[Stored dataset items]

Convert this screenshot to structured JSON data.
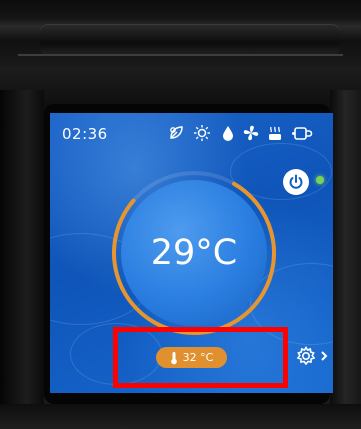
{
  "status_bar": {
    "time": "02:36",
    "icons": [
      "leaf-power-icon",
      "sun-icon",
      "water-drop-icon",
      "fan-icon",
      "heater-icon",
      "cup-icon"
    ]
  },
  "main": {
    "current_temperature": "29°C",
    "water_temperature": "32 °C",
    "power_state": "on",
    "dial_progress_fraction": 0.78
  },
  "controls": {
    "power_icon": "power-icon",
    "settings_icon": "gear-icon",
    "settings_arrow_icon": "chevron-right-icon"
  },
  "colors": {
    "screen_blue": "#1560c4",
    "dial_arc": "#e7962f",
    "pill_orange": "#e0902f",
    "power_led_green": "#7ad15a",
    "highlight_red": "#ff0000"
  }
}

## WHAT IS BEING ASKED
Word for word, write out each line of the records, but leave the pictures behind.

## SOLUTION TO THE EXERCISE
Convert this screenshot to structured JSON data.
{
  "status_bar": {
    "time": "02:36",
    "icons": [
      "leaf-power-icon",
      "sun-icon",
      "water-drop-icon",
      "fan-icon",
      "heater-icon",
      "cup-icon"
    ]
  },
  "main": {
    "current_temperature": "29°C",
    "water_temperature": "32 °C",
    "power_state": "on",
    "dial_progress_fraction": 0.78
  },
  "controls": {
    "power_icon": "power-icon",
    "settings_icon": "gear-icon",
    "settings_arrow_icon": "chevron-right-icon"
  },
  "colors": {
    "screen_blue": "#1560c4",
    "dial_arc": "#e7962f",
    "pill_orange": "#e0902f",
    "power_led_green": "#7ad15a",
    "highlight_red": "#ff0000"
  }
}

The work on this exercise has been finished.